January 22, 2013
For several years, we have been singing about the manifold virtues of Z-Man's Fishing Products' 2 1/2-inch ZinkerZ and Strike King Lure Company's Zero. Both are five-inch Senko-style baits that Z-Man manufactures, and we cut them in half, making them 2 1/2-inches long and affix them to a jig, such as a 1/16-ounce Gopher Tackle Mushroom Head Jig.
We began using this combo for largemouth bass on Oct. 12, 2006, and since that outing, it has been one of the primary largemouth and smallmouth bass baits in our Midwest finesse repertoire.
Then its virtues were discovered by anglers who pursued species other than black bass. For instance, we noted in a blog on Oct. 20, 2011, that anglers, such as Dave Schmidtlein of Topeka, Kansas, have found it to be an effective crappie bait. Schmidtlein affixes the 2 1/1-inch ZinkerZ to either an 1/8- or 1/4-ounce homemade jig. On one of the ends of the ZinkerZ, he cuts four tentacles, and when he attaches it to the jig, the tentacles are positioned on the jig's collar and adjacent to the head of the jig. According to Schmidtlein, this rigging allows the bait to fall more slowly and alluringly, making it virtually snag-free around rock-laden lairs. When he is probing brush piles, he affixes the tip of one of the tentacles to the point of the jig's hook, making it into a weed guard. (Since the summer of 2012, Bill Ward of Warsaw, Missouri, has used Z-Man's new Hula StickZ , which is a ZinkerZ with four factory-made tentacles, to catch astronomical numbers of crappie that abide in the Ozark reservoirs that he regularly fishes. Ward trims two inches off the head of the Hula StickZ and affixes it on a jig with the tentacles extending from the end of the jig rather than affixed to the jig's collar as Schmidtlein does.)

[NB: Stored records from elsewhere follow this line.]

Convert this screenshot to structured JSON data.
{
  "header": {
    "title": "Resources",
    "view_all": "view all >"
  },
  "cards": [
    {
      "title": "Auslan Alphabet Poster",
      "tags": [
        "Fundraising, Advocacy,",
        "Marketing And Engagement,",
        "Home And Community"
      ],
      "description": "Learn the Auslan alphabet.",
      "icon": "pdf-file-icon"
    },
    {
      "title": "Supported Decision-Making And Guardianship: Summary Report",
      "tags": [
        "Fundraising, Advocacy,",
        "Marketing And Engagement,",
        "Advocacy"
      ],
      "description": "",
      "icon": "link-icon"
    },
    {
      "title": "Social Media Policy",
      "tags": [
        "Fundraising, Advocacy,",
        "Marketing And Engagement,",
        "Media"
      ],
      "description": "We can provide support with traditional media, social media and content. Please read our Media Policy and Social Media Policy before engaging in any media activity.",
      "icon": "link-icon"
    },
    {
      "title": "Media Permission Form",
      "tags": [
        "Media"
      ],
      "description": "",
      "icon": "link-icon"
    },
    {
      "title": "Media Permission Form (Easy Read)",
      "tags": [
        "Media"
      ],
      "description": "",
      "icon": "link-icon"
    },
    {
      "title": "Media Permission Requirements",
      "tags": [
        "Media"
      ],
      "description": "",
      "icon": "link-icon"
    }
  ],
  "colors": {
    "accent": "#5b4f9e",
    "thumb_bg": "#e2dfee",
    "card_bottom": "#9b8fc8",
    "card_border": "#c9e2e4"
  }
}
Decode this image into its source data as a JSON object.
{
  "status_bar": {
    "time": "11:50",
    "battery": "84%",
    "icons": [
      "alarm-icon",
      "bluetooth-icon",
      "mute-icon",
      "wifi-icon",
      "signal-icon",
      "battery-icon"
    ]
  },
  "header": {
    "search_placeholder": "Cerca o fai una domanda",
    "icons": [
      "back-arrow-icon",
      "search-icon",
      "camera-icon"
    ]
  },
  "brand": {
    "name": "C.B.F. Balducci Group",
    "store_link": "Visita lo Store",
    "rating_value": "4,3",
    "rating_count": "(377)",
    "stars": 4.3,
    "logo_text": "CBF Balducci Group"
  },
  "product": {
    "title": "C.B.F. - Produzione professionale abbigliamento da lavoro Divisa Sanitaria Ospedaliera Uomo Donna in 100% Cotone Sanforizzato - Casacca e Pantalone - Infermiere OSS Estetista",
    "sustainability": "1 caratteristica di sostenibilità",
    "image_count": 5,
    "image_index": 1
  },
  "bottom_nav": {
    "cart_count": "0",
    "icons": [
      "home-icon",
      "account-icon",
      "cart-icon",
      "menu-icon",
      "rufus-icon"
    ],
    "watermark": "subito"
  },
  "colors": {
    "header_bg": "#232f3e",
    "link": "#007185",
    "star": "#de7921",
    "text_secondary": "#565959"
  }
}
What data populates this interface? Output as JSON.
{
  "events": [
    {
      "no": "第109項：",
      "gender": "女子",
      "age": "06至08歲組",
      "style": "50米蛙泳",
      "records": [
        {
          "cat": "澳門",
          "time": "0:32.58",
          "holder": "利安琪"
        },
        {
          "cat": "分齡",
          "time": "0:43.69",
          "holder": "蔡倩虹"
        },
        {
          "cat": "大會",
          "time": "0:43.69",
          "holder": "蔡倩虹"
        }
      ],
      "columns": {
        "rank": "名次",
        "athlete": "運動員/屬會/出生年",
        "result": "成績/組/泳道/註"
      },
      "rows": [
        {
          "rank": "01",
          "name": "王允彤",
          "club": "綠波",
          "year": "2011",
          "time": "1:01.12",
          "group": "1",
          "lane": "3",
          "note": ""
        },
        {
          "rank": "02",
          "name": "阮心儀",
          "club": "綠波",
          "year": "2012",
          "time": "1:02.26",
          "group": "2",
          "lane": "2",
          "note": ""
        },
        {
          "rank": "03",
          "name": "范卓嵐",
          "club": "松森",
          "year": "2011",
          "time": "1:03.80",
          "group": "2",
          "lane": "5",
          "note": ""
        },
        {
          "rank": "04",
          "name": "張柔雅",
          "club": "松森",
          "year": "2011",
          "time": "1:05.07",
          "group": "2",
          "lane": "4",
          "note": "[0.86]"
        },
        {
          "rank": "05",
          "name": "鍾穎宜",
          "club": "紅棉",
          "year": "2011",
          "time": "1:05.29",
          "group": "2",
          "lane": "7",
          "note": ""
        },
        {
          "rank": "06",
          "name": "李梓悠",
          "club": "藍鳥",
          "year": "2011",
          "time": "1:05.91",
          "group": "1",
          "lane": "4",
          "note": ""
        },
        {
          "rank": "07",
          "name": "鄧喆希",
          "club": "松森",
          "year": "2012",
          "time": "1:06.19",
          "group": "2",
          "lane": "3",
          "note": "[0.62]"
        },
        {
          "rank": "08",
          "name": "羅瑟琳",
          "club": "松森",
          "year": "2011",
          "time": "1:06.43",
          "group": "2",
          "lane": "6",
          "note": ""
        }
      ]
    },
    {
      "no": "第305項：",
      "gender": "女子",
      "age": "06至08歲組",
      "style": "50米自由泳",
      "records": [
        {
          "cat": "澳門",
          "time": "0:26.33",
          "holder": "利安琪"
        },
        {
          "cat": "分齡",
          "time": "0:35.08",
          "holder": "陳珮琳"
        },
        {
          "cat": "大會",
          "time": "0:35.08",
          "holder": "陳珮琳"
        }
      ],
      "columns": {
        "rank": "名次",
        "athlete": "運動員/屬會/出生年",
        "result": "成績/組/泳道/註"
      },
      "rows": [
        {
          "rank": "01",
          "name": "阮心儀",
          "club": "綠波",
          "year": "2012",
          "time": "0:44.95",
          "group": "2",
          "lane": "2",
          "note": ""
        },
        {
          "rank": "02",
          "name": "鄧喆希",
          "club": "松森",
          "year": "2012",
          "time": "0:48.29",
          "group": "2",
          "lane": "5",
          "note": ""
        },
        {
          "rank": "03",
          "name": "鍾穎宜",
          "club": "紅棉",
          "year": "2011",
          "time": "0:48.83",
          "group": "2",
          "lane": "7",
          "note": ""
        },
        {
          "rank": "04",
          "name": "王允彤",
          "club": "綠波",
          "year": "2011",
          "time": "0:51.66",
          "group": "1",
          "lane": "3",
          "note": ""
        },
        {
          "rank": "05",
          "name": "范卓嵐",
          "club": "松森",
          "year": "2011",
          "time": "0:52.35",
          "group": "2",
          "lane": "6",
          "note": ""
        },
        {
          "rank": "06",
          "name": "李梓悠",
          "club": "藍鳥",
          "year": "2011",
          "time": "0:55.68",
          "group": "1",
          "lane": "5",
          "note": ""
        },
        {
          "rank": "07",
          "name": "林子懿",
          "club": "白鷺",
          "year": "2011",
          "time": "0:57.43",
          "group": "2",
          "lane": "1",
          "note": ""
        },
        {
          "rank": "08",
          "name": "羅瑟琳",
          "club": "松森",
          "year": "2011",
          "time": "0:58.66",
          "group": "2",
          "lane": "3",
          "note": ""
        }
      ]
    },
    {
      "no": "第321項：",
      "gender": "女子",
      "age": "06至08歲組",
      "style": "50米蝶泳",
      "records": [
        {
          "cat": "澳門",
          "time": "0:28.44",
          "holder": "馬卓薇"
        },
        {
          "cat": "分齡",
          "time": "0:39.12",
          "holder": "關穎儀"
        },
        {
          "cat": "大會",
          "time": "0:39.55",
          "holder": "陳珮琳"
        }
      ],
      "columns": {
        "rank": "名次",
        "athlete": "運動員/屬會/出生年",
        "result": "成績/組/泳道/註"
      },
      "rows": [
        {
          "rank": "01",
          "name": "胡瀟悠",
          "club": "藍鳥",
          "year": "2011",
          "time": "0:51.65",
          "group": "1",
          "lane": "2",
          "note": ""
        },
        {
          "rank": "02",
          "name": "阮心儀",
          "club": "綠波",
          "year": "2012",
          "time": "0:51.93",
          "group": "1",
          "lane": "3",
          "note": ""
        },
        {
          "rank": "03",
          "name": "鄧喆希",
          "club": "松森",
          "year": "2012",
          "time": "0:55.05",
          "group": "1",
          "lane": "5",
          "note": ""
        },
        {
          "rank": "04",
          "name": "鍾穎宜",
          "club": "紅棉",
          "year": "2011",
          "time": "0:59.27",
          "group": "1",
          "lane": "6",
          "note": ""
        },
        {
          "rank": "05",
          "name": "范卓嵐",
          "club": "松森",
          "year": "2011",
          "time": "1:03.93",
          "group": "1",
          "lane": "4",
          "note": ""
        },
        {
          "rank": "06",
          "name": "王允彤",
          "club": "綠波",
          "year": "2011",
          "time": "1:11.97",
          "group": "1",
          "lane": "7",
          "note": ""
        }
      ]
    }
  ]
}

In addition to alluring crappie, the jig and 2 1/2-inch ZinkerZ combo is what Midwest finesse anglers use when they bass fish for trout in March and bass fish for channel catfish in May.
[caption id="" align="aligncenter" width="439" caption="One of many channel catfish that Midwest finesse anglers catch on a 2 1/2-inch ZinkerZ."][/caption]
[caption id="" align="aligncenter" width="560" caption="This is one of many rainbow trout that Steve Desch of Topeka, Kansas, and other Midwest finesse anglers catch on a 2 1/2-inch ZinkerZ. This trout that Desch inveigled has a ZinkerZ lodged in the corner of its mouth."][/caption]
From fall of 2006 through the fall of 2011, Midwest finesse anglers inadvertently caught white bass and wipers on a 2 1/2-inch while they were largemouth bass and smallmouth bass fishing, but they never considered it to be the best bait to allure temperate bass. But during the fall of 2012, the 2 1/2-inch ZinkerZ became Dave Weroha of Kansas City and Clyde Holscher of Topeka, Kansas, most productive white bass bait.
Holscher is a multispecies guide, and throughout the fall of 2012, 19 guide trips of his guide trips were focused on catching white bass. On these outings, his clients caught 1,117 white bass, and their most effective bait was the 2 1/2-inch ZinkerZ on a 1/16-ounce jig. The two best ZinkerZ colors for Holscher and his clients were either pearl or hot chartreuse.
Weroha fished 11 times. He and his partners tangled with 788 white bass, and Weroha's most productive bait was a watermelon/white 2 1/2-inch ZinkerZ on a 1/16-ounce Gopher jig.
According to Holscher and Weroha, a 2 1/2-inch ZinkerZ will play a significant role in their fall white bass repertoire from now on. Moreover, Holscher is eager to test the ZinkerZ during the white bass spawning run in the spring of 2013, and if it works, we will post another ZinkerZ update.